Anything from Cantillon Brewery. Among the hard-core beer nerds, Cantillon is a well-known, yet not necessarily easily found product. When I got into the game 6+ years ago, it wasn’t all that uncommon to find a few bottles from Cantillon at your local bottle shop or the few craft beer bars that were kicking around at the time. With the demand for craft beer growing and competition among craft beer bars and stores growing, the small amount of Cantillon that we get in this country is extremely stretched these days. If a store or bar in the Midwest happens to come across a few cases of this sought after product, they will usually be offering it during a special event or pre-ticketed release. Now….why has this beer become so sought after? For many people, it was the first product they enjoyed that offered an extremely sour, funky, and massively complex flavor profile. (Do yourself a favor and read a bit of the history of the lambic style of beer, which Cantillon does as well/better than anyone else.) If you go out to your legit craft beer retailers and bars and see them loaded with sour-forward beers, you can thank Cantillon for keeping the sour styles relevant for decades before they really took off like we are seeing now.

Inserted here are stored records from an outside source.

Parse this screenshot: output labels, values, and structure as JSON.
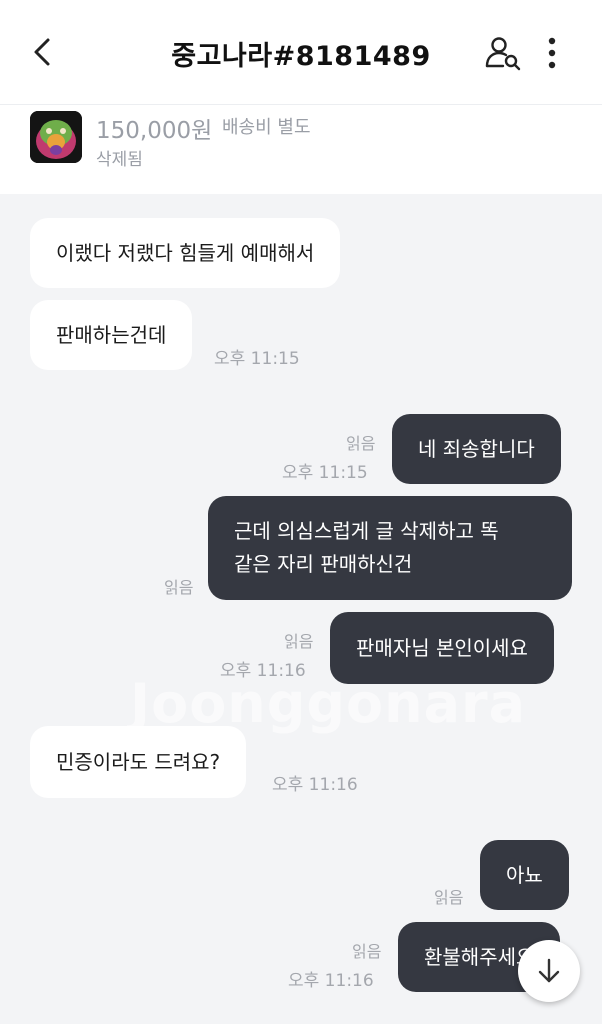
{
  "header": {
    "title": "중고나라#8181489",
    "back_icon": "chevron-left-icon",
    "profile_icon": "user-search-icon",
    "more_icon": "more-vertical-icon"
  },
  "product": {
    "price": "150,000원",
    "shipping": "배송비 별도",
    "status": "삭제됨"
  },
  "watermark": "Joonggonara",
  "messages": {
    "m1": "이랬다 저랬다 힘들게 예매해서",
    "m2": "판매하는건데",
    "m2_time": "오후 11:15",
    "m3": "네 죄송합니다",
    "m3_read": "읽음",
    "m3_time": "오후 11:15",
    "m4_line1": "근데 의심스럽게 글 삭제하고 똑",
    "m4_line2": "같은 자리 판매하신건",
    "m4_read": "읽음",
    "m5": "판매자님 본인이세요",
    "m5_read": "읽음",
    "m5_time": "오후 11:16",
    "m6": "민증이라도 드려요?",
    "m6_time": "오후 11:16",
    "m7": "아뇨",
    "m7_read": "읽음",
    "m8": "환불해주세요",
    "m8_read": "읽음",
    "m8_time": "오후 11:16"
  },
  "scroll_icon": "arrow-down-icon"
}
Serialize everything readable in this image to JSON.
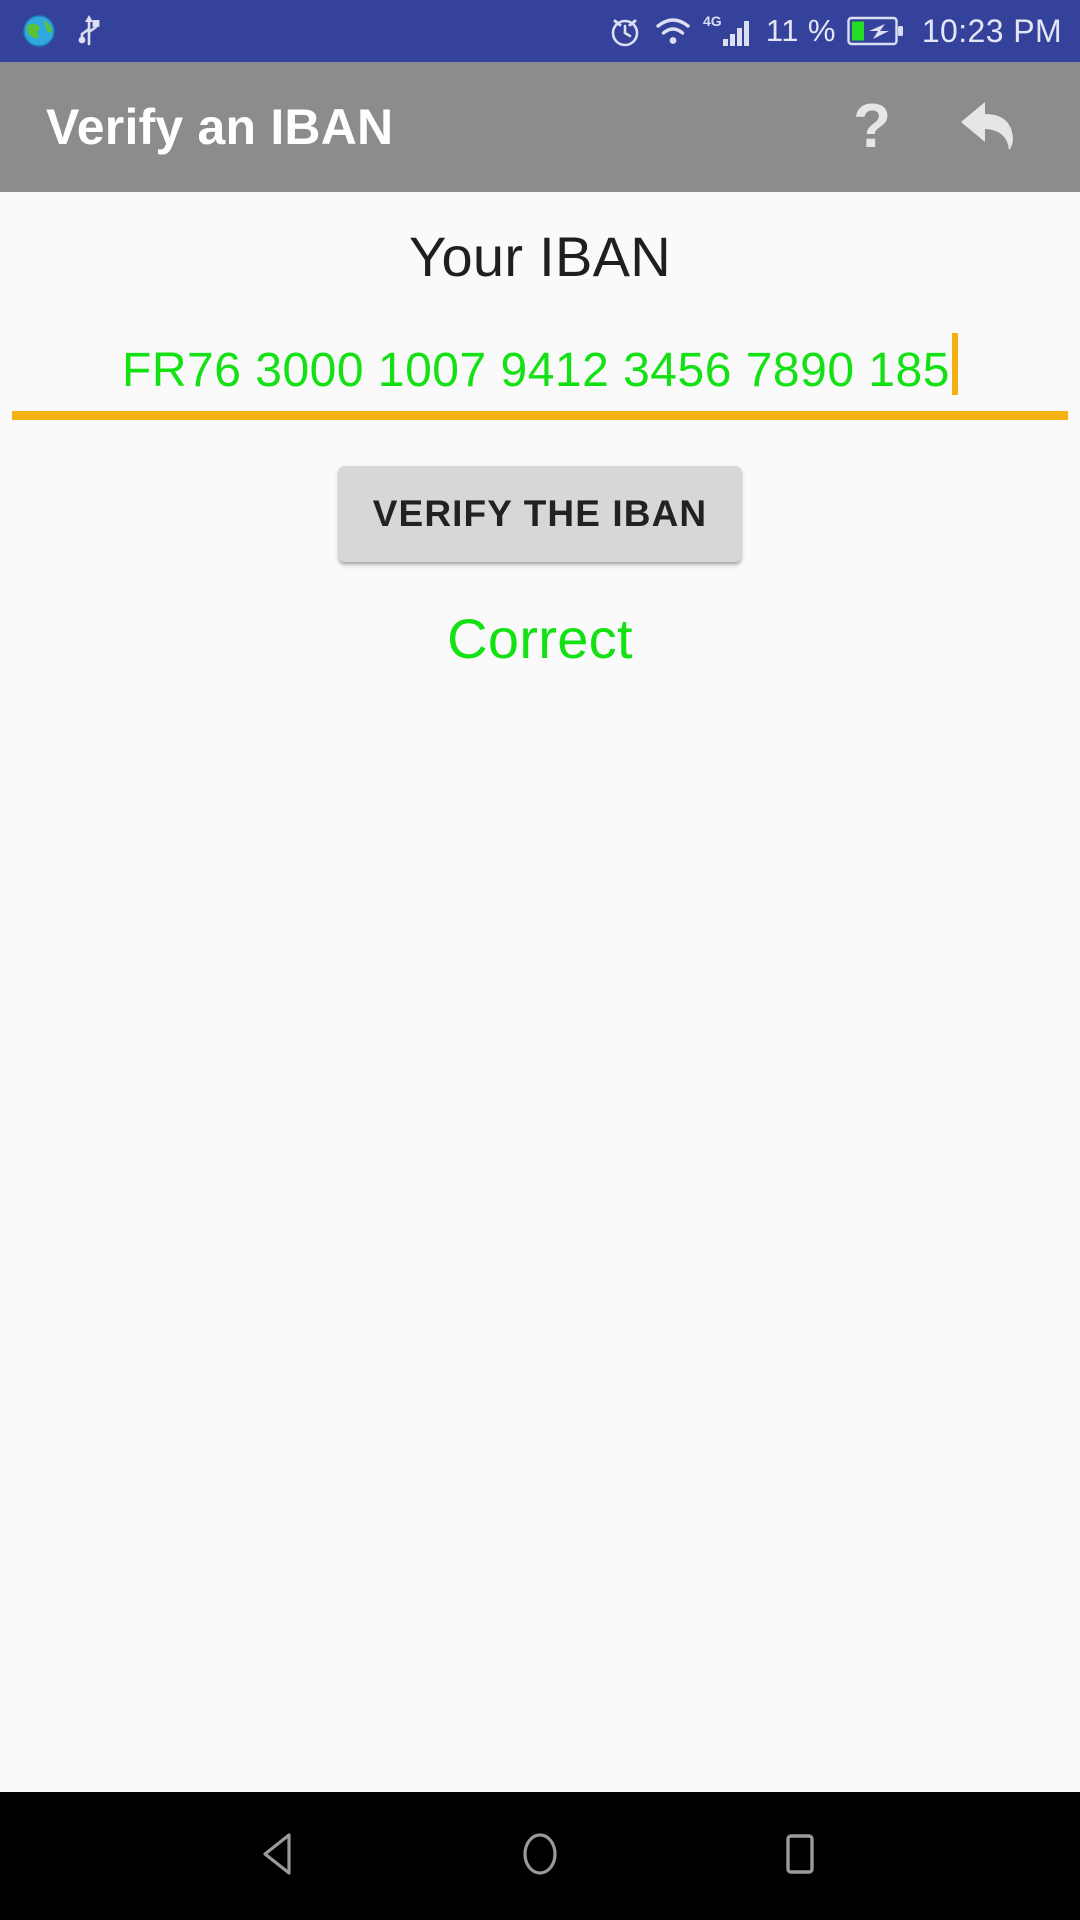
{
  "status_bar": {
    "background_color": "#35429b",
    "left_icons": [
      {
        "name": "globe-icon",
        "label": "globe"
      },
      {
        "name": "usb-icon",
        "label": "usb"
      }
    ],
    "right_icons": [
      {
        "name": "alarm-icon",
        "label": "alarm"
      },
      {
        "name": "wifi-icon",
        "label": "wifi"
      },
      {
        "name": "mobile-signal-icon",
        "label": "4G"
      }
    ],
    "network_type": "4G",
    "battery_percent": "11 %",
    "battery_state": "charging",
    "time": "10:23 PM"
  },
  "app_bar": {
    "title": "Verify an IBAN",
    "background_color": "#8c8c8e",
    "help_label": "?",
    "help_icon": "question-mark-icon",
    "back_icon": "reply-back-arrow-icon"
  },
  "main": {
    "iban_label": "Your IBAN",
    "iban_value": "FR76 3000 1007 9412 3456 7890 185",
    "iban_placeholder": "Your IBAN",
    "iban_text_color": "#14e114",
    "underline_color": "#f5b111",
    "caret_color": "#f5b111",
    "verify_button_label": "VERIFY THE IBAN",
    "result_text": "Correct",
    "result_color": "#14e114"
  },
  "nav_bar": {
    "background_color": "#000000",
    "buttons": [
      {
        "name": "nav-back-icon",
        "label": "Back"
      },
      {
        "name": "nav-home-icon",
        "label": "Home"
      },
      {
        "name": "nav-recents-icon",
        "label": "Recents"
      }
    ]
  }
}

If you are just getting into craft beer, these brews are must tries (well, if you can find a way to get your hands on anything from Cantillon). The same goes for more experienced beer drinkers, we all like to go back to these brews from time to time to remember and give proper respect to beers that acted as precursors to so many of the great brews produced all over the planet.